A Vermonter’s View of Davidson
“What a splendid morning for a walk downtown!” we said to each other last Saturday. There was a slight chill to the air but the sun was shining brightly and there was a wispy breeze. My husband and I are northerners, moving from a small island community in the Vermont Champlain Islands to The Pines at Davidson. We came to escape the snow and ice, the gloomy, gray winter days that seem to be endless, and the biting winter wind that blows off the lake, never stopping. We came to immerse ourselves in the culture of a small college town.
Our mile hike downtown was delightful. We found plenty of falling leaves to kick and crunch our way through and found delight in fall foliage that wasn’t as spectacular as a Vermont fall but pretty enough. We stopped at the street light by CVS to “mask-up” and studied the knitter’s remembrance pole before crossing the street to the Farmers Market. Naturally, we found many items to purchase. We filled our yellow canvas bag with four of the biggest beets I have ever seen; a crusty loaf of olive herb bread; a plump head of red leaf lettuce; and after debating, grabbed a full bag of artisan popped popcorn.
Next stop, Summit Coffee for a 16 ounce, hot cup of Chai Latte Tea for two. It was worth the twenty-minute line that snaked outside the store.

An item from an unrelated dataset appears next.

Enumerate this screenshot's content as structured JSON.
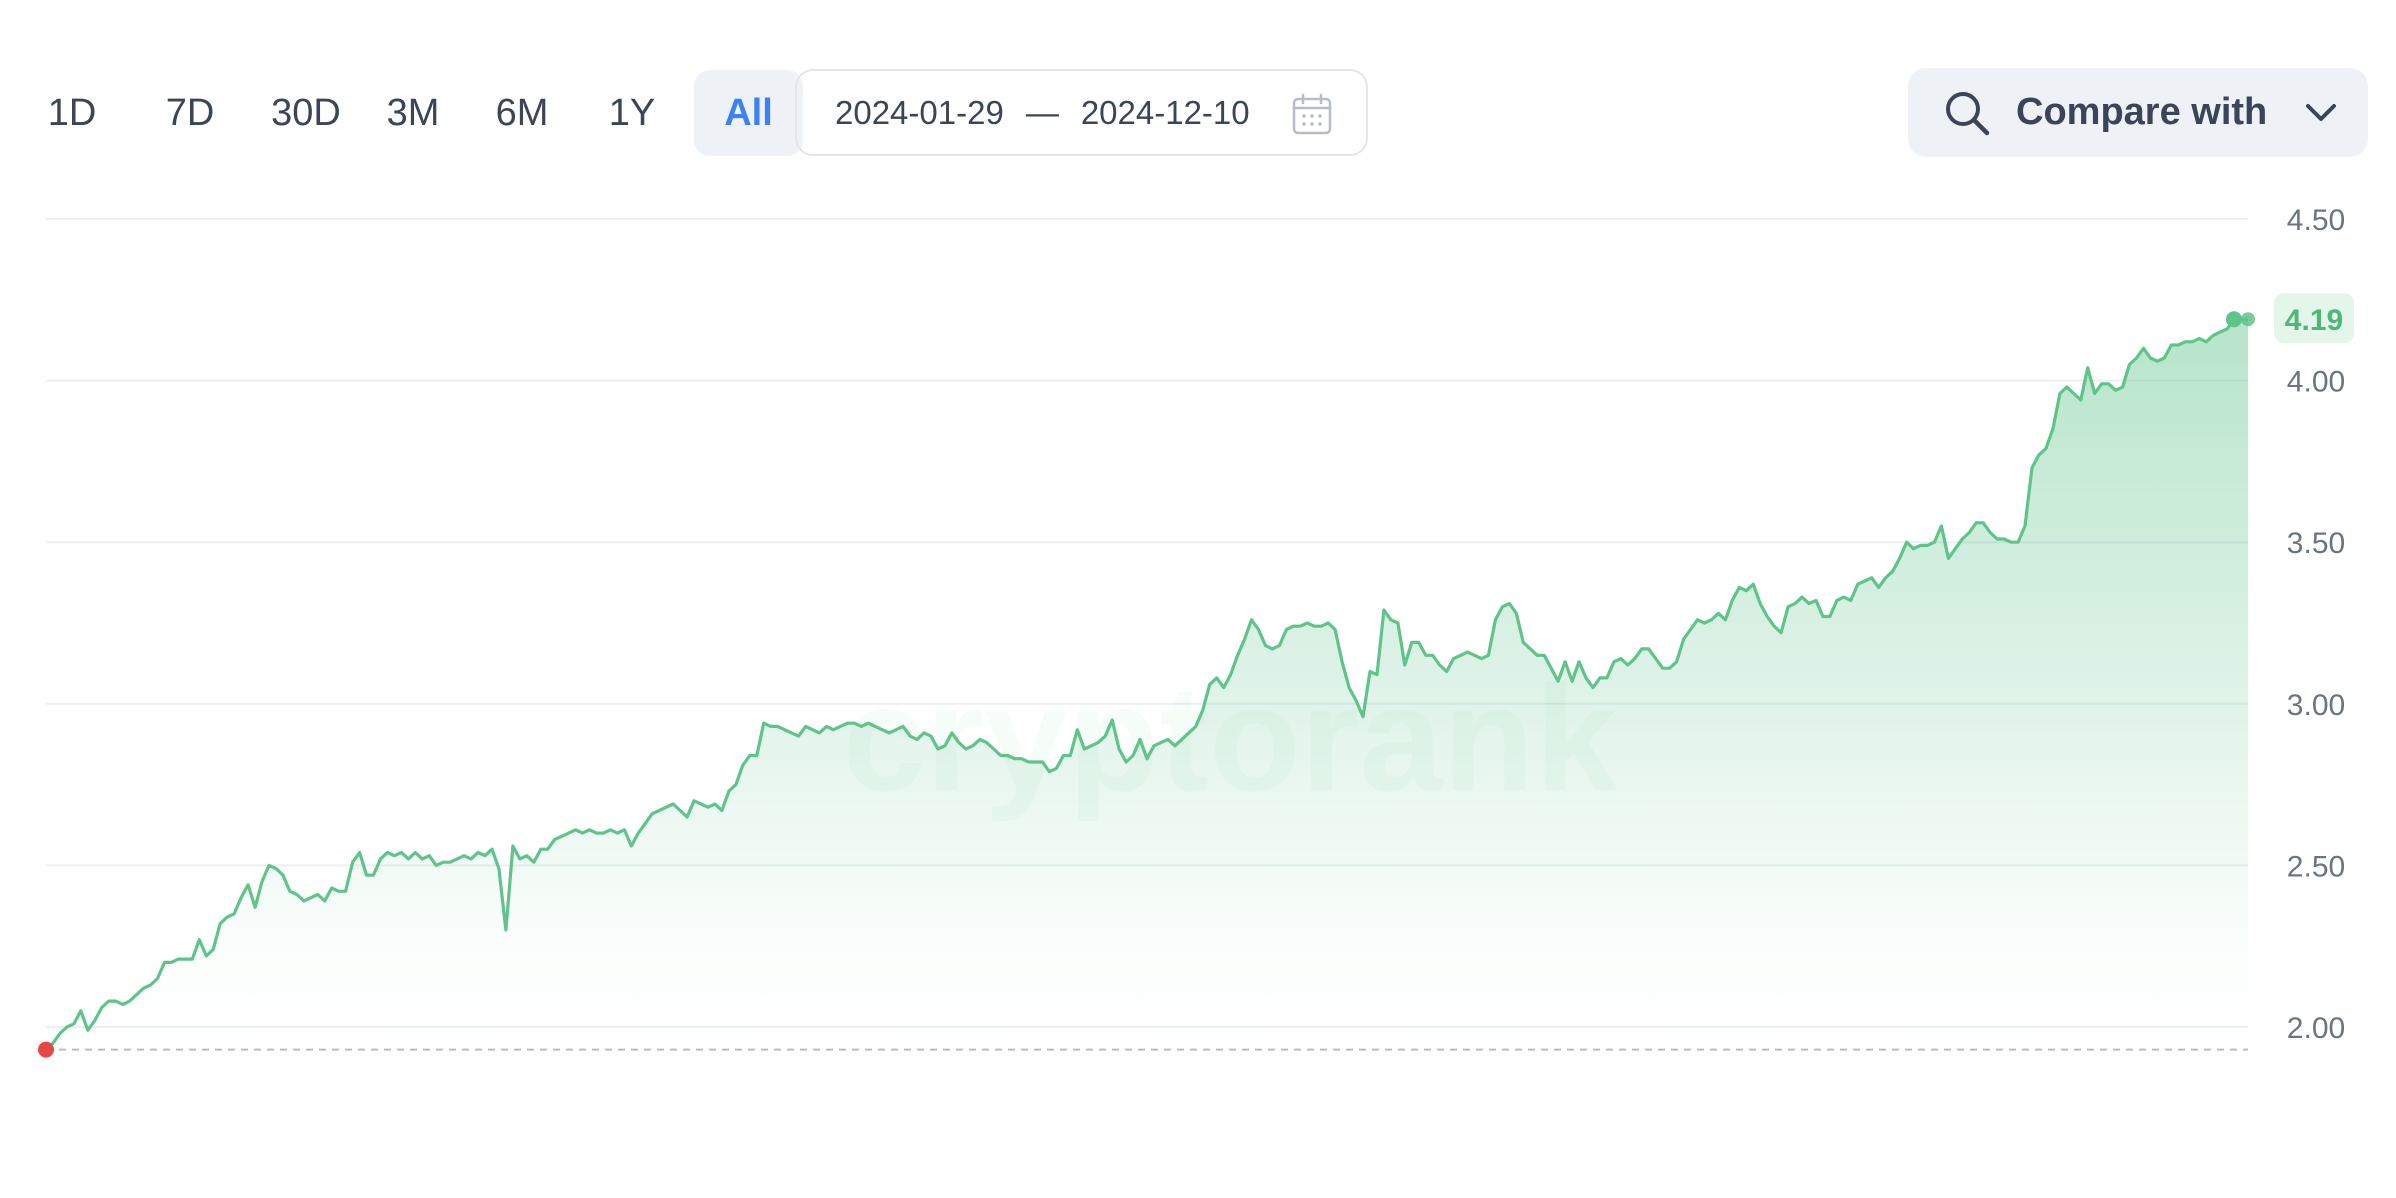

There was an iron table right outside that must have had our name on it! We settled in for some people watching time.
First observation: bags! There were canvas, cloth, expandable, the dollar variety from supermarkets that come in all sorts of patterns, and thankfully very few plastic ones. Most women didn’t seem to be carrying purses over their shoulders but rather just stuffed keys and plastic or cash in their pockets. Backpacks were worn mostly by men.
Second observation: coats! Lots of sweatshirts today, some puffer coats, a few long fashionable ones worn by women in heels. Bare bellies and coatless men in shorts were the rare exception. Kids’ coats provided the colors of fall that danced around like falling leaves as they ran circles around parents.
Third observation: shoes! Tennis shoes in every style and color. We saw a bright yellow pair of Crocks being worn by a very happy woman and a mother and young daughter in matching UGGS. Vermonter’s reserve these for winter but then what child doesn’t desire a pair of winter boots just because! A few daring individuals were strutting around in leather or suede designer boots. We saw no knee-high fashion boots in Davidson.
Fourth observation: vehicles! The sidewalks contained strollers with layers of kids under layers of blankets. Children on scooters were tagging along beside strolling parents. Wagons in a variety of styles contained tots too tired to walk. We saw no red radio flyer wagons from our generation. My favorite was a bike peddled by a dad with a deep wagon like box attached to the front containing his herd of three happy kids! The street contained the usual cars and vans and one fully restored, bold, royal blue Chevy Malibu from the early 1970’s with a white stripe on the middle of the hood. Totally COOL…
Fifth observation: climate! I’m not talking about temperature but the prevailing trend or aspect of public life. We saw no tears or frustrated children or parents for that matter. Everyone was wearing a smile and said hello. We did not observe any trash of any kind on the street. We observed some diversity but would like to see more in the coming years. One gentleman stopped to chat and when we mentioned we moved from Vermont to The Pines, he informed us that he was a retired art professor from Davidson College who would be speaking the following Monday at The Pines. So, now we know Larry Ligo.
How could we not like moving to Davidson? With the college connection, the positivity displayed to us on a Saturday morning, the ability to walk to town or to our church, and a climate that agrees with our aging bodies, this is a place that we now call home.
Ginger Johnson and her husband have recently moved from Vermont to The Pines. She earned her BS degree from Carroll University. She was a teacher until retirement, once owned a quilt shop, and currently calls herself a fiber artist. Ginger enjoys writing and has authored four books. She is the proud grandma to five grandchildren. She is happy to now call Davidson her home.